“This is the sort of thing that needs to be instinctive,” Harness said after one of the drills. “It’s just as important to be able to treat yourself so you don’t become a casualty.”
Participants expressed excitement about the training. Moments after demonstrating his prowess with inserting a breathing tube down the throat of a training mannequin, Fire Department Lieutenant Nick Towers from James City County said he was anxious to take the information back to his organization.
“There is no doubt we live in a world of increased violence with a greater potential for mass casualty incidents,” he said. “With that in mind, we have to be better prepared for this level of (traumatic medical care). I see this as a starting point for our department. I’m excited about taking this information – especially the stuff about tourniquets that we barely discuss at all – back to our classrooms and having the material to back up the training.”
He also discussed his department’s plans to form a tactical response coalition in James City County that would include police, firefighters and emergency medical technicians. He said he wants to bring this training “back to the table” to show how a police Special Weapons and Tactics Team could potentially use properly trained firefighter-EMS personnel in the future.
“No more sitting on the sidelines until the scene is completely cleared … that’s what I’m excited about,” Towers said. “If we can make this work, it’s going to be a big step forward for emergency responders.”
Towers also gave kudos to Fort Lee for hosting the training.
“This is fantastic,” he said of the location and shared information. “The Army has been putting this into practice for years. We’re just sort of coming into it. What a great environment to not only show us the tactical skills needed but also effective ways to conduct the training when we go back to the department and share the skills we learned.”
For others like Kellie Estes, a 7-year firefighter from Prince George Fire and Ambulance, the course was one more opportunity to learn something new.
“I like the adrenaline of this; tackling new challenges and taking my abilities to the next level,” she said. “Training like this gives you a boost in confidence. I’m certain it’s going to enhance my ability to respond to emergency situations and provide immediate care when it’s needed.”
Harness said responses of that nature are typical in his department as well. He credited a lot of the course’s success to the staff at the Warrior Training Center – particularly Sgt. Brian Esslinger who took the lead in getting training spaces reserved and adding elements of chaos like smoke and simulated gunfire and explosions to the final exercise on Saturday afternoon.

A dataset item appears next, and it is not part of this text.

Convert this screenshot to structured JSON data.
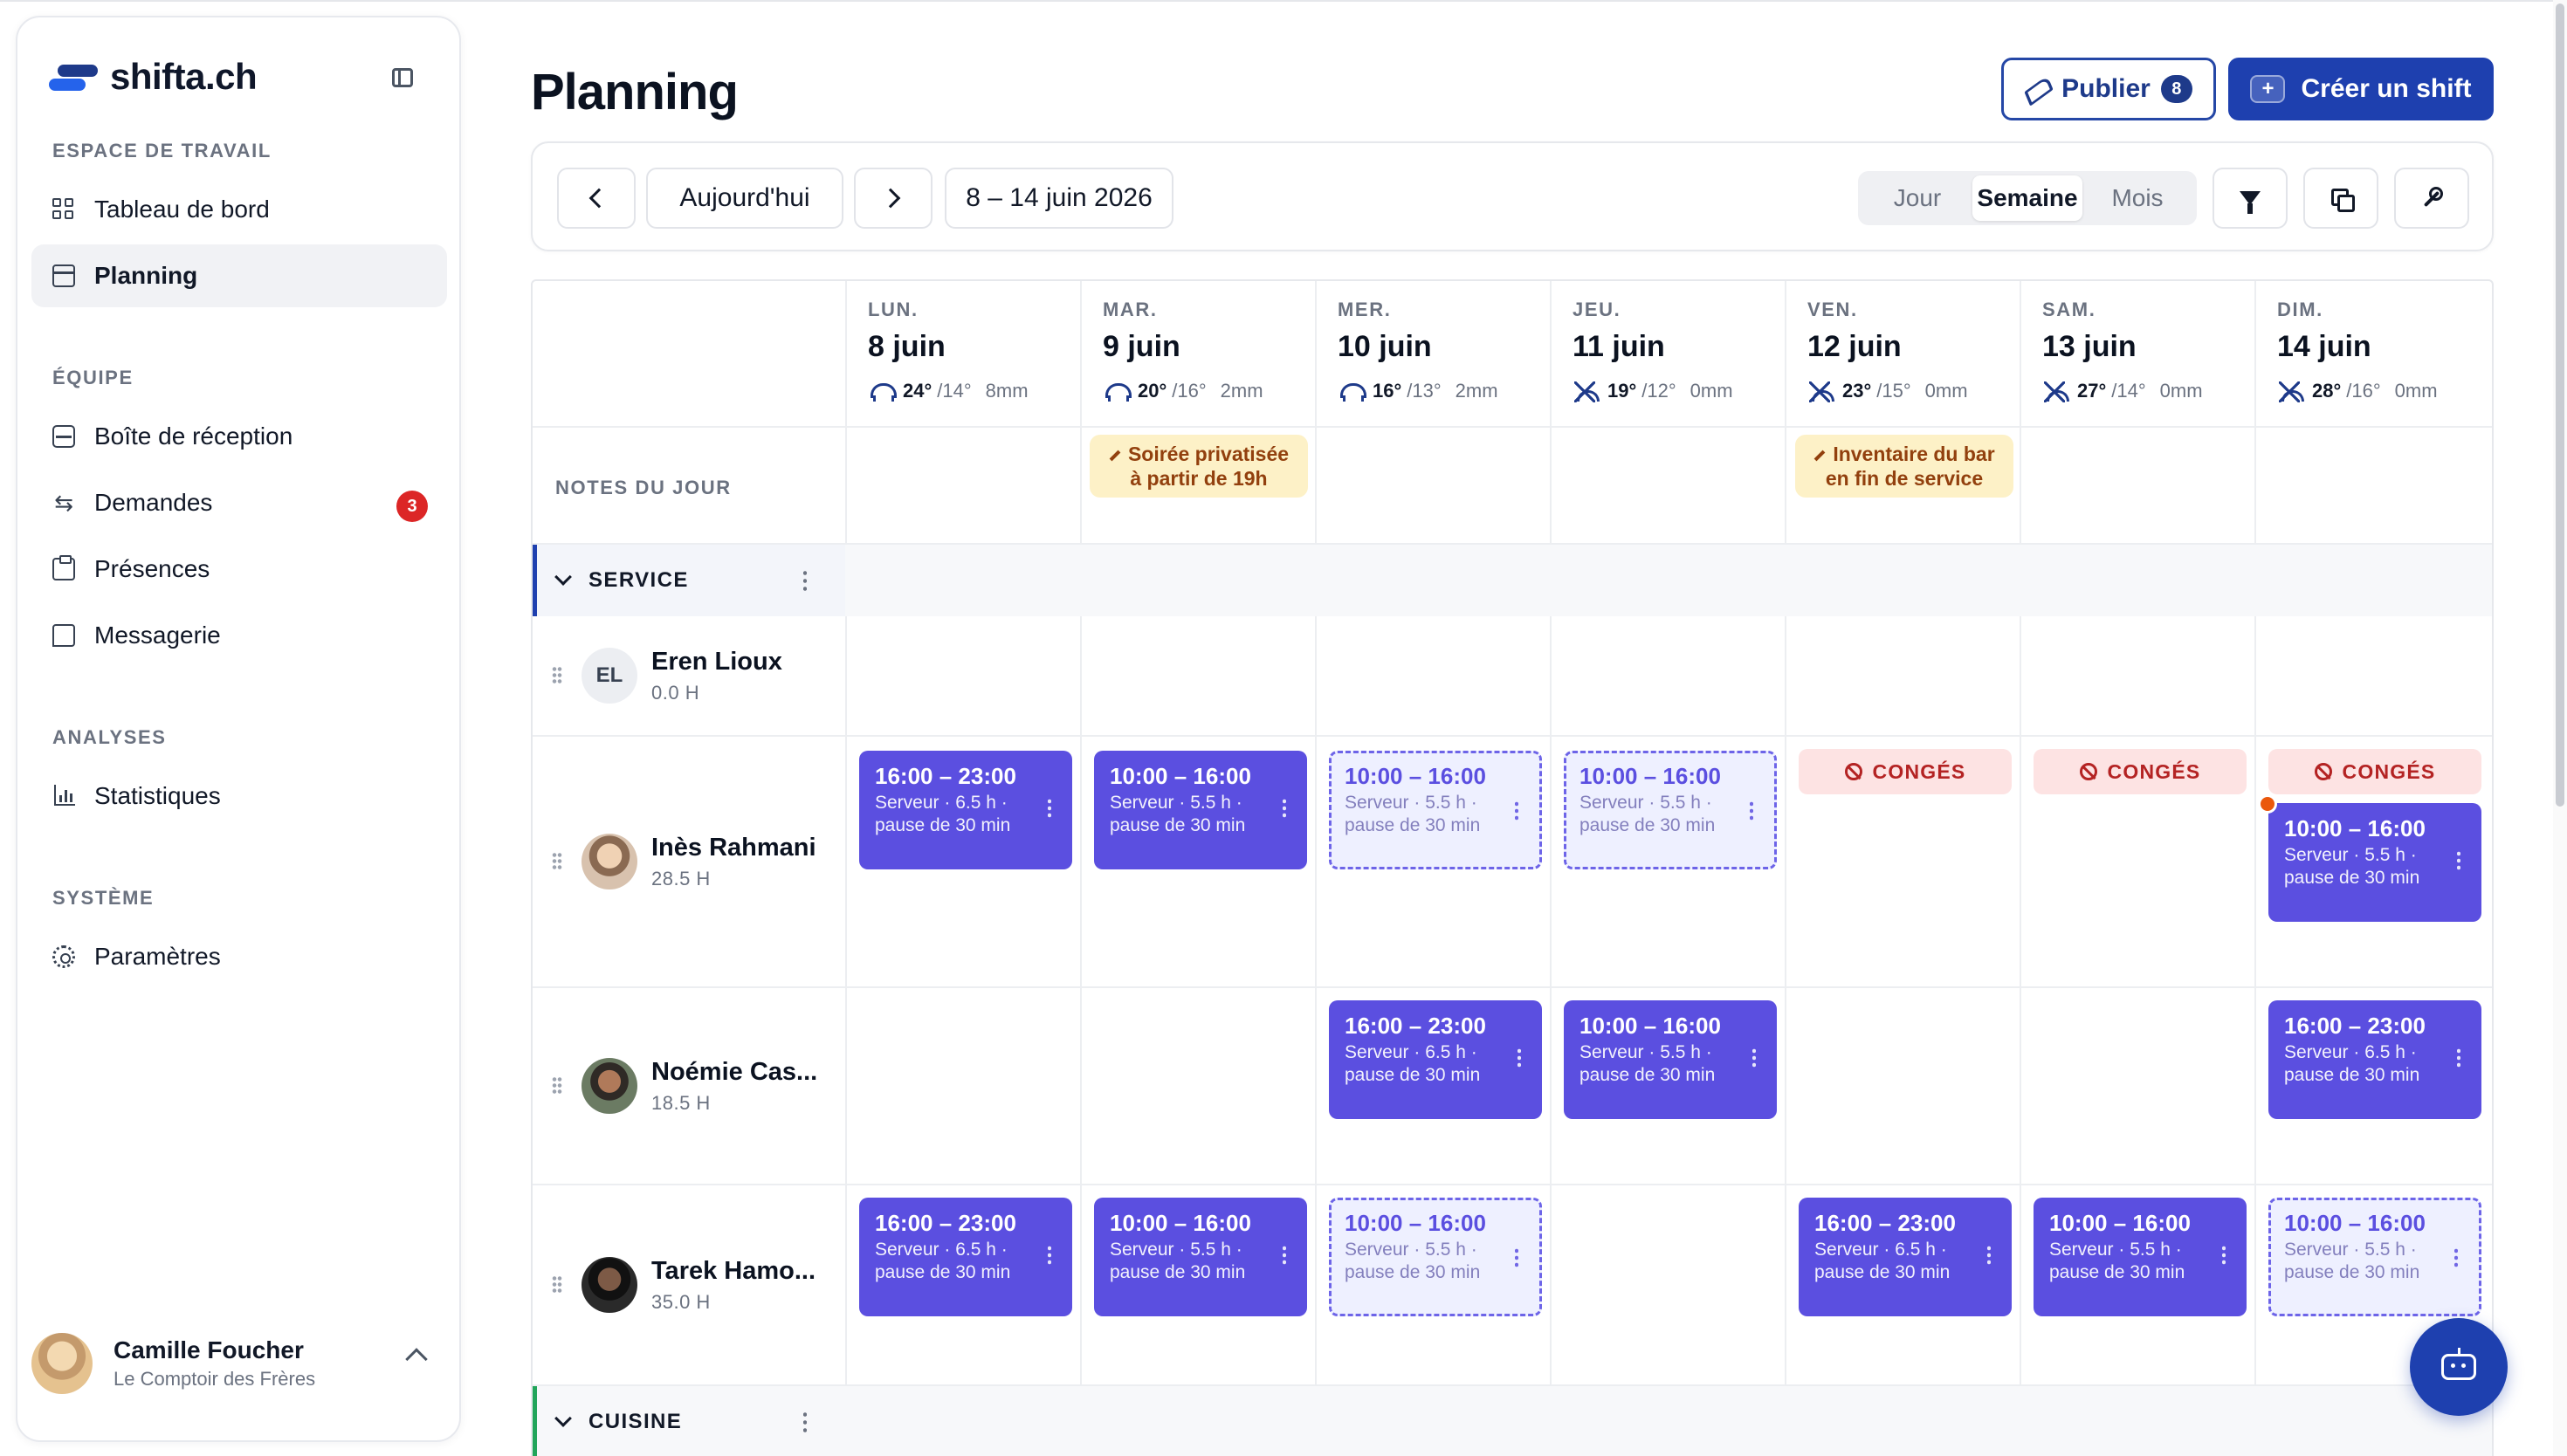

“The main reason this training package is successful is because of the enormous level of effort that is put into it,” Harness said. “This was the fourth iteration of the course, and I’m proud of our department and Fort Lee for taking a lead role in getting this information out there to the first responder community.”
The next tactical response course is expected to take place in October, the assistant chief said, and Fort Lee Fire and Emergency Services is slated to present a law enforcement version of the course for Provost Marshal Office personnel in the next few months.